May we never look at a passage like ours today and see it as a way to get whatever we want whenever we want… John Piper said it well when he said, “Prayer is meant by God to be a wartime walkie-talkie, not a domestic intercom…not for the enhancement of our comforts but for the advancement of Christ’s kingdom.” Jesus said, “If you ask me anything in my name, I will do it.” In other words, on our journey of discipleship, seeking to pour out our lives for the fame of Christ among all peoples, we will find that we are desperately dependent on Christ in order to love Him and live for Him as we ought, but we will also find that He is utterly faithful to care for us, to provide for us and to enable us to live lives for His glory… Now, don’t get me wrong: God in His kindness does often give us the things we want, but He also often says no… Because He knows what we need far better than we do; and He will always give us what we need for our good and His glory… And in so far as we pray in line with the good of His people and His glory, again Jesus says, “If you ask me anything in my name, I will do it.” What an amazing promise: the Spirit, and our Spirit led, Jesus answered prayers will empower us to live for Him…

But understand, when Jesus says if we ask Him anything in His name, that He will do it, that assumes that we will be living for His name’s sake.
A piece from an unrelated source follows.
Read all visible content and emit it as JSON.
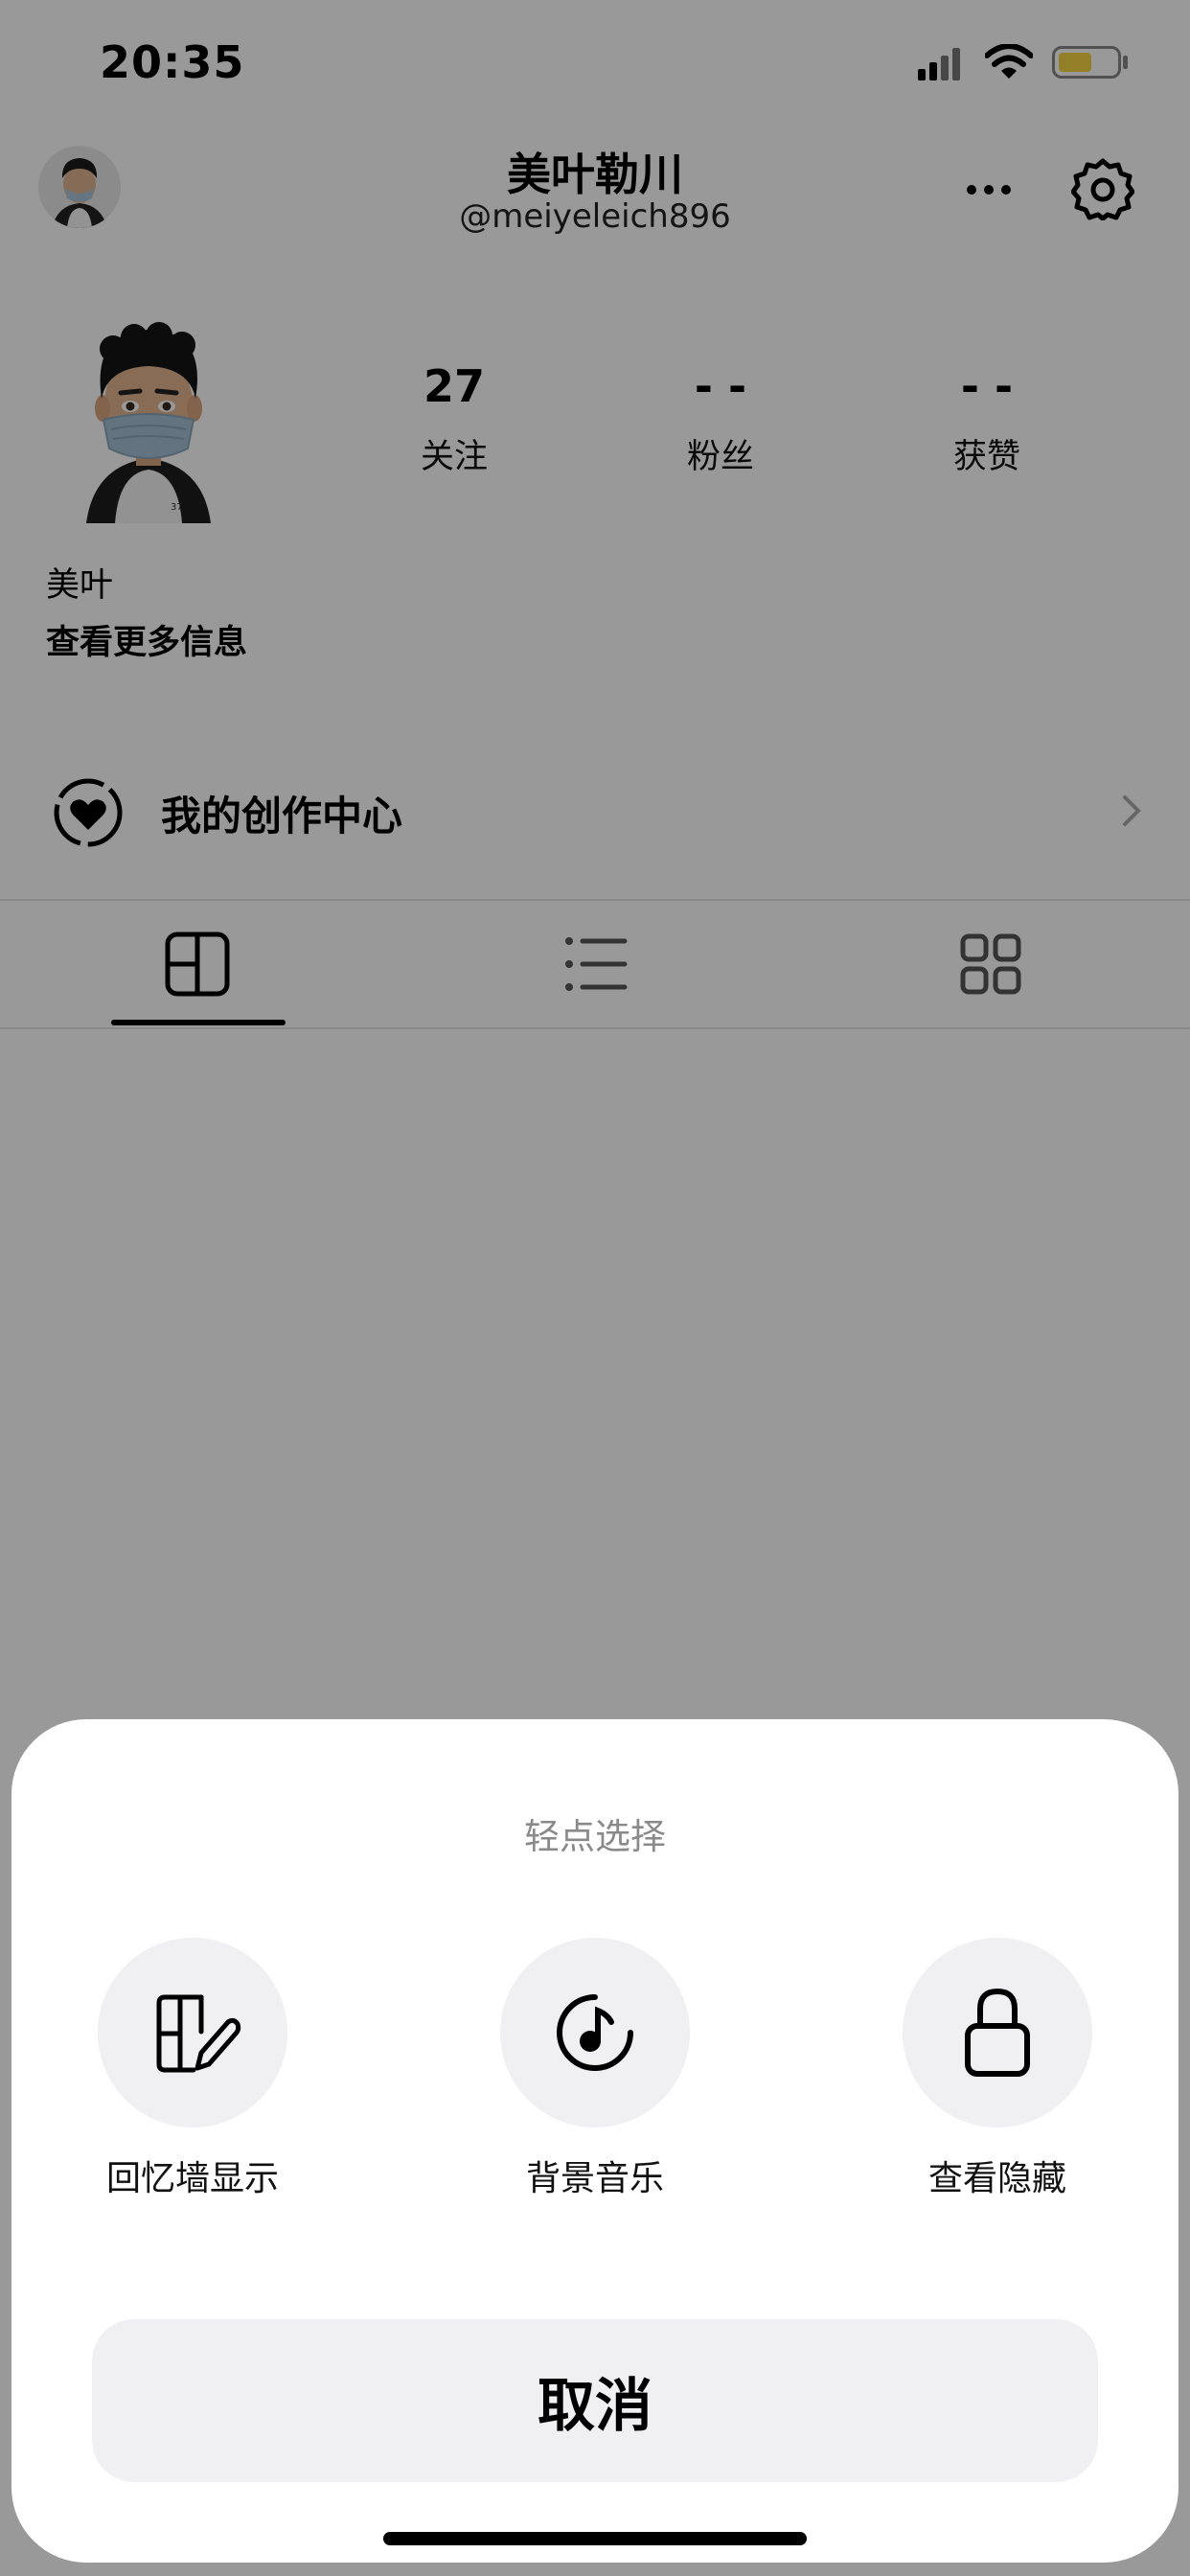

Living for Jesus means living for His name’s sake… Doing the works of Jesus means doing the works the same way that Jesus did, for the glory of God, always… And so we are called to love like Jesus, and in so doing we show that we genuinely love Jesus, because that’s how we live for His name’s sake… And when we are willing to count the cost and follow Jesus, doing the good works that God prepared beforehand for us to do; when we are willing to count everything as loss for the sake of Christ, loving others at great cost to ourselves, we show that we truly love Jesus, we show that He is our greatest treasure, because we are not concerned with what we will lose, we are only concerned with Jesus and His glory… Just like when two people get married, they publically proclaim and display their love by joyfully saying I do to one another, and saying I don’t to everyone else. The greatness of their love is shown in what they are willing to give up… So likewise, in loving like Jesus—loving others at great cost to ourselves—we show that we truly love Jesus, and our love for Jesus is what magnifies His glory… Loving Jesus, treasuring Jesus… that’s how we glorify Jesus… So when we pray in Jesus’ name, what we are doing is asking Him to enable us to pour out our lives for His name’s sake… We’re asking Him to help us live for His glory…
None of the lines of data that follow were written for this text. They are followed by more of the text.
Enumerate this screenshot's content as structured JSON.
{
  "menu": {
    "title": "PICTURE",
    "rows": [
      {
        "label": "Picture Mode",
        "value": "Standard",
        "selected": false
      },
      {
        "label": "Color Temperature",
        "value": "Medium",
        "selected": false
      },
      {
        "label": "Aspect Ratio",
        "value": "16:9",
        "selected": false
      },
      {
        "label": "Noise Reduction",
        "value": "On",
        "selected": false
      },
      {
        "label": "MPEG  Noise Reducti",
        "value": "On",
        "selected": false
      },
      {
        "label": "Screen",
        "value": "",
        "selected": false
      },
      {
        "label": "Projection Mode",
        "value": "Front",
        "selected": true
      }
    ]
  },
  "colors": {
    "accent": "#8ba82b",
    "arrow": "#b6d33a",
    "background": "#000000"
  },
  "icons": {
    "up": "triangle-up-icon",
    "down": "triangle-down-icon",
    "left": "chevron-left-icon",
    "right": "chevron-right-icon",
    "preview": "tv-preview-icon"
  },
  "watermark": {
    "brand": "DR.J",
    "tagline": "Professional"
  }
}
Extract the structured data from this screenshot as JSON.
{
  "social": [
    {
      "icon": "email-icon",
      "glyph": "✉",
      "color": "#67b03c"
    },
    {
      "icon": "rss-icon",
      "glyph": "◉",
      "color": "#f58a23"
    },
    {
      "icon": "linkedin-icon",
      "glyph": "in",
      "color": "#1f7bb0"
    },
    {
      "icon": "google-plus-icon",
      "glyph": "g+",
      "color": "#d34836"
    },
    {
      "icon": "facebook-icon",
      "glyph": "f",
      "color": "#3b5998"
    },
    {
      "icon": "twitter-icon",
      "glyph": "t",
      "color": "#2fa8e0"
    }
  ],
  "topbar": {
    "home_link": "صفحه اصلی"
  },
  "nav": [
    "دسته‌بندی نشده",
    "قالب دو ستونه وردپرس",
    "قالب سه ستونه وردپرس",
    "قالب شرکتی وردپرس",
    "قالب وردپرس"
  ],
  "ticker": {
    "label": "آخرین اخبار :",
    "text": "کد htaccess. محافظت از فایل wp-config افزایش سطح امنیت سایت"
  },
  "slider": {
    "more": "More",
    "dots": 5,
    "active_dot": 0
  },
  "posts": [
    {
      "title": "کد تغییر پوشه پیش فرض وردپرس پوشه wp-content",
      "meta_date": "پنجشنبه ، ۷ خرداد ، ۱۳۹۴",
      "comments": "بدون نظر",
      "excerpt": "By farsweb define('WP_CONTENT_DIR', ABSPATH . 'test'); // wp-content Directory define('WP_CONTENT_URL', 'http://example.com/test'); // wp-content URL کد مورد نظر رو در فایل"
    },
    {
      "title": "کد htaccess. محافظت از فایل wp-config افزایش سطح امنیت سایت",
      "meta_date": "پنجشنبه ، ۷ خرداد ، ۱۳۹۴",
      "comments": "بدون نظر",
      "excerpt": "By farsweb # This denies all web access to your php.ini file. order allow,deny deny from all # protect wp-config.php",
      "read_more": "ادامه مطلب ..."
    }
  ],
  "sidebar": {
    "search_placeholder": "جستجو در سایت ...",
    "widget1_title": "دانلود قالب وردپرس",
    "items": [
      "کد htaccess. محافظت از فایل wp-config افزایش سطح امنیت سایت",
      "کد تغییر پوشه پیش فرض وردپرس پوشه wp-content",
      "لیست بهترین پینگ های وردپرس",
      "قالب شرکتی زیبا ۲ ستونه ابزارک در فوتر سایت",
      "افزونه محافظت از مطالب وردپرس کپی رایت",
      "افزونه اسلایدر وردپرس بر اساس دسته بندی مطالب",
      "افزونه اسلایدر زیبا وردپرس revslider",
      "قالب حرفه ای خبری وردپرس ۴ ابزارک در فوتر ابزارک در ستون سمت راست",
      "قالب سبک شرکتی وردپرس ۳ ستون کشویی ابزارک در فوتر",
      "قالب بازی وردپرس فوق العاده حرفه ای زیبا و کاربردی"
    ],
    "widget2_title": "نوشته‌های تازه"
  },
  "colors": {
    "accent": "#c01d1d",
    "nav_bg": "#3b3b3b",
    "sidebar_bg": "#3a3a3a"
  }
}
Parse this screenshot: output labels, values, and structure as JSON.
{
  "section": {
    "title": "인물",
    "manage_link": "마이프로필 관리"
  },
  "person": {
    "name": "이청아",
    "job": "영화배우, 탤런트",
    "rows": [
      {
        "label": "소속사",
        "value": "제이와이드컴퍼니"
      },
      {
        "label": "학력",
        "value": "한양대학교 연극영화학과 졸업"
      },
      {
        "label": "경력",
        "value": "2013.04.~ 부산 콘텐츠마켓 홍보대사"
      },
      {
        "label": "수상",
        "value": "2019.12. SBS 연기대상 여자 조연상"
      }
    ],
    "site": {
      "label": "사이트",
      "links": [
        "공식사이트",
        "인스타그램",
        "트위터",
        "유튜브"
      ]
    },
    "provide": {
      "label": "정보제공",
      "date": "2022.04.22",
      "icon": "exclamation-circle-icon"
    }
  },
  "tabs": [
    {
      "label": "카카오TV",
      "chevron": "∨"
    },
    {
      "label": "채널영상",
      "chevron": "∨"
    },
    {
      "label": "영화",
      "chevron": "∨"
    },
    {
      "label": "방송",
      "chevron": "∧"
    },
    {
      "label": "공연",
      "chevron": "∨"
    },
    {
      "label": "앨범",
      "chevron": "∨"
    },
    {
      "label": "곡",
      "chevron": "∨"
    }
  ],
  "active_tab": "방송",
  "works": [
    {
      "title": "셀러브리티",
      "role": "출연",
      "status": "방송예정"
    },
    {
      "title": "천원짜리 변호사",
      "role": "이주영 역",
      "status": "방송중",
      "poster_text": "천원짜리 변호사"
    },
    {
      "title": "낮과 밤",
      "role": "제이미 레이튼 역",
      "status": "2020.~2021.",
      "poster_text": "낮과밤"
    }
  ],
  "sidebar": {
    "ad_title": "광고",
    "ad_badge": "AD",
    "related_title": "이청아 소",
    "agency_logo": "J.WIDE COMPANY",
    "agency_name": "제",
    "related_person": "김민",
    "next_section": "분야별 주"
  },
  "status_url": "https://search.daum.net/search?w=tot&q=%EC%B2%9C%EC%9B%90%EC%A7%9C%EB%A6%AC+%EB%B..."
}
Conclusion

I wonder if you’re even willing to pray like this… Are you willing to cry out to God and ask Him to do whatever it takes to get you to love like this, to live like this, to do these greater works? Jesus said this is how people will know that we are truly His disciples. He said if we truly believe in Him we will do these things. Friends, if we aren’t giving our lives to loving like this, the world has every right to label us irrelevant hypocrites, because if we don’t love people like this we’re showing that we don’t really love Jesus… But if we do truly love like this the world cannot ignore us… In fact this love, these works will draw the world in, and we will see great things, we will see even greater things… People will be saved, lives will be transformed, this city, this country, this world will be impacted by Jesus, His church, and His great gospel we believe and preach…

That’s my hope and vision for this church: that we would give ourselves to gospel faithfulness and lives of Christike love. Believe me, I want to see this church grow; but I don’t want to see it grow superficially… I want it to really grow… I want to really reach people for Jesus… And Jesus says the way we do that is through faithfulness to the gospel and lives of selfless, sacrificial, Christlike love… We don’t need big events or flashy programs or whatever… We need to give ourselves to loving everyone we can with great reckless abandon, just as Jesus did… If we really love Jesus this is what we will do…